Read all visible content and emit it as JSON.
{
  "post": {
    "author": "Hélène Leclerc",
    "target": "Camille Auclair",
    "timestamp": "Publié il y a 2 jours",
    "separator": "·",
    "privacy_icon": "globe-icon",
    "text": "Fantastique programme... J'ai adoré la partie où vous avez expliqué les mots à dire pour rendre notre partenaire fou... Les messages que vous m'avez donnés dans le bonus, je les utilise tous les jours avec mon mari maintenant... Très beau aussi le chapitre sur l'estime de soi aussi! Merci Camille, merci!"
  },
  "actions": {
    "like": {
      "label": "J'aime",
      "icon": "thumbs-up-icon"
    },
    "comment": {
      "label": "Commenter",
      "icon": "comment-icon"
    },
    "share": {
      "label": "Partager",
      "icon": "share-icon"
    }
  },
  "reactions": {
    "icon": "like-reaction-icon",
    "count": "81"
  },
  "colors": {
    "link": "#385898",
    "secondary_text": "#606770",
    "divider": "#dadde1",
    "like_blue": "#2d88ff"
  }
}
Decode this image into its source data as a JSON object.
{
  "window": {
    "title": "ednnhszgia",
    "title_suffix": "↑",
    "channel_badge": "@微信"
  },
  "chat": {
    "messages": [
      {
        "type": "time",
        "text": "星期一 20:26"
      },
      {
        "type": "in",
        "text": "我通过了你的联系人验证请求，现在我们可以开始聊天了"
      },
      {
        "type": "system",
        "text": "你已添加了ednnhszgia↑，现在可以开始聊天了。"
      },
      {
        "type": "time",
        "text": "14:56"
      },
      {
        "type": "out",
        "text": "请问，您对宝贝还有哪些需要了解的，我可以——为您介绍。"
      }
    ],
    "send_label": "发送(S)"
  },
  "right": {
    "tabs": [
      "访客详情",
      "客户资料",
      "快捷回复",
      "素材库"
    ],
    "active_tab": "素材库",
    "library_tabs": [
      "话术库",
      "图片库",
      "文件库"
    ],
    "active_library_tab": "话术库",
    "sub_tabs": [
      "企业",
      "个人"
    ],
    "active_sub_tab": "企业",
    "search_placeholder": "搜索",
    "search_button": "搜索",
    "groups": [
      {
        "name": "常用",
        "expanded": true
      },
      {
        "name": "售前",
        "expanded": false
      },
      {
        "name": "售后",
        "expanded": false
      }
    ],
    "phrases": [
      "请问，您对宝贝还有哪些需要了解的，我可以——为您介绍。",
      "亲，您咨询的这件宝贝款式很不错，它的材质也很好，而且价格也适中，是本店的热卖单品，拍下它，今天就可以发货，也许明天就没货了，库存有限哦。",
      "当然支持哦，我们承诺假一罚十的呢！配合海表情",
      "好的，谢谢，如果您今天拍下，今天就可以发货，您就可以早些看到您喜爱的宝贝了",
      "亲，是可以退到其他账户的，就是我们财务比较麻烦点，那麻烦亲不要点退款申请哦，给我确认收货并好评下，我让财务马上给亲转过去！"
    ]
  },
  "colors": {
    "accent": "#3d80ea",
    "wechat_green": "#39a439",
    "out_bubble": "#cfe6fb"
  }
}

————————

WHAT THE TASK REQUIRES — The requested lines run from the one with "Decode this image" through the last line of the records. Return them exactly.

RESPONSE TO THE EXERCISE —
Decode this image into its source data as a JSON object.
{
  "window": {
    "title": "ednnhszgia",
    "title_suffix": "↑",
    "channel_badge": "@微信"
  },
  "chat": {
    "messages": [
      {
        "type": "time",
        "text": "星期一 20:26"
      },
      {
        "type": "in",
        "text": "我通过了你的联系人验证请求，现在我们可以开始聊天了"
      },
      {
        "type": "system",
        "text": "你已添加了ednnhszgia↑，现在可以开始聊天了。"
      },
      {
        "type": "time",
        "text": "14:56"
      },
      {
        "type": "out",
        "text": "请问，您对宝贝还有哪些需要了解的，我可以——为您介绍。"
      }
    ],
    "send_label": "发送(S)"
  },
  "right": {
    "tabs": [
      "访客详情",
      "客户资料",
      "快捷回复",
      "素材库"
    ],
    "active_tab": "素材库",
    "library_tabs": [
      "话术库",
      "图片库",
      "文件库"
    ],
    "active_library_tab": "话术库",
    "sub_tabs": [
      "企业",
      "个人"
    ],
    "active_sub_tab": "企业",
    "search_placeholder": "搜索",
    "search_button": "搜索",
    "groups": [
      {
        "name": "常用",
        "expanded": true
      },
      {
        "name": "售前",
        "expanded": false
      },
      {
        "name": "售后",
        "expanded": false
      }
    ],
    "phrases": [
      "请问，您对宝贝还有哪些需要了解的，我可以——为您介绍。",
      "亲，您咨询的这件宝贝款式很不错，它的材质也很好，而且价格也适中，是本店的热卖单品，拍下它，今天就可以发货，也许明天就没货了，库存有限哦。",
      "当然支持哦，我们承诺假一罚十的呢！配合海表情",
      "好的，谢谢，如果您今天拍下，今天就可以发货，您就可以早些看到您喜爱的宝贝了",
      "亲，是可以退到其他账户的，就是我们财务比较麻烦点，那麻烦亲不要点退款申请哦，给我确认收货并好评下，我让财务马上给亲转过去！"
    ]
  },
  "colors": {
    "accent": "#3d80ea",
    "wechat_green": "#39a439",
    "out_bubble": "#cfe6fb"
  }
}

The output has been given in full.